How good can a haircut make a person feel? “Magnificent. Flawless. Like royalty.” In a powerfully moving tribute to barbershop culture, Barnes (We Could Be Brothers) addresses readers directly—and it’s safe to say his audience is primarily boys of color—using hyperbole to boost their confidence and help them recognize their own value. “You came in as a lump of clay,” he writes, “a blank canvas, a slab of marble./ But when my man is done with you,/ they’ll want to post you up in a museum.” Created with thick, forceful daubs of paint, James’s luminous portraits reinforce the idea that, when a person looks this good, not even the sky is the limit. Of a man admiring the curving designs newly shaved into his head, the narrator remarks, “Maybe there’s a river named after him on Mars. He looks that important.” Pride, confidence, and joy radiate from the pages, both in the black and brown faces of men, women, boys, and girls featured in James’s majestic paintings, and in writing that celebrates human worth with every syllable. Barbers included: “Tip that man!
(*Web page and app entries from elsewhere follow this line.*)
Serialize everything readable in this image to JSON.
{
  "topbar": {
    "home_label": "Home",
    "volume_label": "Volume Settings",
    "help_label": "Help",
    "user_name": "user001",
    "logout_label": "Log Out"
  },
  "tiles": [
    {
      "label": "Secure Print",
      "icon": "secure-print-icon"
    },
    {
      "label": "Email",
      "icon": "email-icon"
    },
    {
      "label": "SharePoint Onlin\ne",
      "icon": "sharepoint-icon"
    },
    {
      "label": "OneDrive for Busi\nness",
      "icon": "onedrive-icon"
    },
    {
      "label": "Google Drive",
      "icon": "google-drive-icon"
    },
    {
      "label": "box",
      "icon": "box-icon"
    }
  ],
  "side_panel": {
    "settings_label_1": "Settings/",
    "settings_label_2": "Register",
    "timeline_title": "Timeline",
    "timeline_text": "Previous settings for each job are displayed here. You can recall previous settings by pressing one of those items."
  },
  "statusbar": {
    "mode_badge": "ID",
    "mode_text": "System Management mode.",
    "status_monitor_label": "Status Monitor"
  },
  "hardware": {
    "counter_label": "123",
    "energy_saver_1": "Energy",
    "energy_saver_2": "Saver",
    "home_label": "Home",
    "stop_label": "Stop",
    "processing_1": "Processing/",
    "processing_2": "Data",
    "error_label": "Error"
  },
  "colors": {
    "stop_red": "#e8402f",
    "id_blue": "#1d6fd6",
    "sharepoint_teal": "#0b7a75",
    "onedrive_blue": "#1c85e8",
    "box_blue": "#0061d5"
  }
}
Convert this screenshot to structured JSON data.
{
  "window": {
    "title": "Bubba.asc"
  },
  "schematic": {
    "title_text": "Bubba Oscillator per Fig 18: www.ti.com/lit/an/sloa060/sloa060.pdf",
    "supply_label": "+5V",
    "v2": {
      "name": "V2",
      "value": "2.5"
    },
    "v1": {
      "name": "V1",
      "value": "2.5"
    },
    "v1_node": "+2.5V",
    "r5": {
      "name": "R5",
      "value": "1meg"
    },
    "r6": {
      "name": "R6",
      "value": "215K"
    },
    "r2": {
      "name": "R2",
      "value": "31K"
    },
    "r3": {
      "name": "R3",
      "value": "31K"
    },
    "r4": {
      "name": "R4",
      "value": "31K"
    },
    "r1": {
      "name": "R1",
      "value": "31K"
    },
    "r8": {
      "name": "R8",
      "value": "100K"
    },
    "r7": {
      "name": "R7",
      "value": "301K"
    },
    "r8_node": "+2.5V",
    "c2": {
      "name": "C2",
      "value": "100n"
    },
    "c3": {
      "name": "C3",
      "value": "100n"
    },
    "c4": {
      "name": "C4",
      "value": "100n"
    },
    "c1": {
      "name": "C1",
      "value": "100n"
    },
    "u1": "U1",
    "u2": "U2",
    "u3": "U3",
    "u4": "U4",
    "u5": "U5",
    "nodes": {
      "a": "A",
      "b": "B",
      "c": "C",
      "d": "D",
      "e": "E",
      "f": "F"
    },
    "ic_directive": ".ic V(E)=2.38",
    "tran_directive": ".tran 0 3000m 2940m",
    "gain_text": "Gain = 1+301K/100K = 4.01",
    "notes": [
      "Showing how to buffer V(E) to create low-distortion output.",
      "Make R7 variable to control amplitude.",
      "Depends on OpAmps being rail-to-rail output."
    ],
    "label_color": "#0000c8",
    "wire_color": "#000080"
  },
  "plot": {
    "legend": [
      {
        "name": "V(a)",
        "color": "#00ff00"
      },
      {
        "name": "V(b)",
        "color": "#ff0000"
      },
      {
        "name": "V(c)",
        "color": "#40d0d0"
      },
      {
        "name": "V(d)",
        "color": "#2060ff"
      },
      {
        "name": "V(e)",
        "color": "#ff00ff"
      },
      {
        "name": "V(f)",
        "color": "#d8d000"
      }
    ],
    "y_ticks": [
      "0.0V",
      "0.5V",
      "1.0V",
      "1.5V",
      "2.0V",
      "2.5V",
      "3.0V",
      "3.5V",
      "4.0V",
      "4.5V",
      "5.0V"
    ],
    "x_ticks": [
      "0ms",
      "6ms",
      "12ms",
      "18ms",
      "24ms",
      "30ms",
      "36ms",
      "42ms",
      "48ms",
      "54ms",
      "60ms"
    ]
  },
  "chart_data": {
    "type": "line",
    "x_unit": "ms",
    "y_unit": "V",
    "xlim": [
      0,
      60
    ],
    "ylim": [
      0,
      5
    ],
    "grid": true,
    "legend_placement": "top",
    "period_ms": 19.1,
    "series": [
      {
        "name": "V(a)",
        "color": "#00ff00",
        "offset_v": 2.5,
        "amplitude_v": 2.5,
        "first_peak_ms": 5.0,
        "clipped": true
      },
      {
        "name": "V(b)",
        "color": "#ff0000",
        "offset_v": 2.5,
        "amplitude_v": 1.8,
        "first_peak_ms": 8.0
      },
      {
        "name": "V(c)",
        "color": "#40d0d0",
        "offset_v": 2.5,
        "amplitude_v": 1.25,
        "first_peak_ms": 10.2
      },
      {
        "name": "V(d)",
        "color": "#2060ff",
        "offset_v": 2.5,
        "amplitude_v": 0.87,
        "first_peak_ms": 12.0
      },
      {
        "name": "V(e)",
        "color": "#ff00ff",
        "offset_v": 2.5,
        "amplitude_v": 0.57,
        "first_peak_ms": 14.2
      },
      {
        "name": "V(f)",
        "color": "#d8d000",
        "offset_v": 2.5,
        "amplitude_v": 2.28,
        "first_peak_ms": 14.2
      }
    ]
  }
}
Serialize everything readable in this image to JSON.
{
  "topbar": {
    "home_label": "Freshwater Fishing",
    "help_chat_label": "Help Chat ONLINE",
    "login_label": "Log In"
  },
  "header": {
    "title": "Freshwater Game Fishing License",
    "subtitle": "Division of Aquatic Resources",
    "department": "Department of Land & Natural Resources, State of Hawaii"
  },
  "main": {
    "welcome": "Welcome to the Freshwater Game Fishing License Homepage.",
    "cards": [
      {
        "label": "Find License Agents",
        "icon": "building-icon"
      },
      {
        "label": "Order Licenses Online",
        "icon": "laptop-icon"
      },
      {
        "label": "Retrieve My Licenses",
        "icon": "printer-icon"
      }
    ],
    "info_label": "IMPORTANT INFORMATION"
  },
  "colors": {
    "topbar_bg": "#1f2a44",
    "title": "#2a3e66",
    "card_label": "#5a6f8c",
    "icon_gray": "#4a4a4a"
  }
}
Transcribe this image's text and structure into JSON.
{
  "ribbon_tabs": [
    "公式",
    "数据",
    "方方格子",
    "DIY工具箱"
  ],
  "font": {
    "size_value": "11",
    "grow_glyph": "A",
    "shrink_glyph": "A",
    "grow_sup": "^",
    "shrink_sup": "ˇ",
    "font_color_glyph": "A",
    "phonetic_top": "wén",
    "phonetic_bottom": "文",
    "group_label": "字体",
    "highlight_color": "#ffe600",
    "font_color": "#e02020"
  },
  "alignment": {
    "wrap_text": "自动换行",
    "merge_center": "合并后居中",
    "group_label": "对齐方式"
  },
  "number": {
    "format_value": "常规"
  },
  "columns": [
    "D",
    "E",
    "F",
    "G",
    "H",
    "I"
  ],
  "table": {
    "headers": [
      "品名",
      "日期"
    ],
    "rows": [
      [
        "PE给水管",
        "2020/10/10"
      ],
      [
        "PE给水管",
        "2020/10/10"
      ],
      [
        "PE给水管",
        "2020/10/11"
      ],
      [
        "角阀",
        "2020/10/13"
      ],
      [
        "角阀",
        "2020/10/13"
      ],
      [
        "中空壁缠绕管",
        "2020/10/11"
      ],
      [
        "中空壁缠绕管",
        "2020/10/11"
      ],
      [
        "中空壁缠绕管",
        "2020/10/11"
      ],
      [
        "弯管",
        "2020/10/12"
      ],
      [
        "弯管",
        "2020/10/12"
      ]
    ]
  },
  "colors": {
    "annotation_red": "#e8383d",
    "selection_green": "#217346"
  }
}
Tip that man!” Ages 3–8. (Oct.)
Correction: An earlier version of this review attributed the paintings in the book to the book's author.